Netanyahu backs off opposition to a Palestinian state


Prime Minister Benjamin Netanyahu denied on Thursday that he had abandoned his commitment to creating a Palestinian state, but said current political conditions made that possibility more remote.

“I don’t want a one-state solution. I want a sustainable, peaceful two-state solution. But for that, circumstances have to change,” Netanyahu said in an interview on MSNBC, appearing to back away from comments he made during the Israeli election campaign that drew heavy US criticism.

The day before Israel’s election, with polls showing he could lose, Netanyahu declared that the Palestinians would never have a state on his watch.

It was a sweeping statement that flew in the face of his own past commitments and 25 years of international efforts to arrive at a two-state solution to the conflict: Israel and an independent Palestine living side-by-side.

In the MSNBC interview Netanyahu said, “I think there’s an unbreakable bond between Israel and the United States. The president [President Barack Obama] said that, and I said that.”

Netanyahu said that he had not yet spoken to Obama following Tuesday’s election, but he was sure they would speak soon.

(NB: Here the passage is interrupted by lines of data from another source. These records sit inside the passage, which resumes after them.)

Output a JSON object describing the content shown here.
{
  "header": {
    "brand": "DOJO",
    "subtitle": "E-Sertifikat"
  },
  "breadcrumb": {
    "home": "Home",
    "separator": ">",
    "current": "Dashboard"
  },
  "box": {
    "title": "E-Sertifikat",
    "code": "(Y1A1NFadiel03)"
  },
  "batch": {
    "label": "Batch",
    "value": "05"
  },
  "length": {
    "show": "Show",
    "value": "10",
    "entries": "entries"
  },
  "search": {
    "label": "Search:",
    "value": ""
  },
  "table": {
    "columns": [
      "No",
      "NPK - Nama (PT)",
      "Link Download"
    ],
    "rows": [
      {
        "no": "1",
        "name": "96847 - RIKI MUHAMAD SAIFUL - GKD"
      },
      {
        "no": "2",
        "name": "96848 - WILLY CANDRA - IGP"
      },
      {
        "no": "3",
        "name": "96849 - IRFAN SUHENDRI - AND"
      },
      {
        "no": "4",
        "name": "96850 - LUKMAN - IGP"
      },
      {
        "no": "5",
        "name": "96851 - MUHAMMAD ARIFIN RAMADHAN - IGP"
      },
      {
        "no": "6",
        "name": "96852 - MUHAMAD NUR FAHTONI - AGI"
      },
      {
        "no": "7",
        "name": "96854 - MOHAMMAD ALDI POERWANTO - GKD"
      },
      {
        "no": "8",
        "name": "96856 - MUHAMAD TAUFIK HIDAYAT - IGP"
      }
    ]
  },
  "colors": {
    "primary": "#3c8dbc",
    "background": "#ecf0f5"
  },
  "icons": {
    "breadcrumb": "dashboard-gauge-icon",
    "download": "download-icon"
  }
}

He stated  that America has no greater ally than Israel, and Israel has no greater ally than the US.

“We can have differences but we have so many things that unite us and we have a situation in the Middle East that is very dangerous and presents a common challenge to us,” Netanyahu added.

Netanyahu defended his controversial decision to speak to the US Congress on the Iranian nuclear issue at the beginning of the month.

“We have our differences on Iran, but coming to the US, I didn’t mean any disrespect or any attempt at partisanship. I felt it was my obligation to speak about something that could endanger Israel,” Netanyahu said.

In the wake of Netanyahu’s resounding election victory the White House has expressed severe concern regarding the Likud leader’s campaign rhetoric and noted turnaround against the establishment of a Palestinian state.

In the MSNBC interview, Netanyahu dismissed allegations he was racist.

“I’m not,” he said.

On Election Day in Israel on Tuesday, Netanyahu warned that funding from foreign governments to get more Israeli Arabs to vote worked, “which means all right-wing voters must make sure to go to the polls.”

“The right-wing government is in danger. Arab voters are going en masse to the polls. Left-wing NGOs are bringing them on buses,” he said.

According to several administration officials, the Obama administration is now seriously considering agreeing to the passage of a United Nations Security Council resolution “embodying the principles of a two-state solution that would include Israel’s 1967 borders with Palestine and mutually agreed swaps of territory,” according to The New York Times.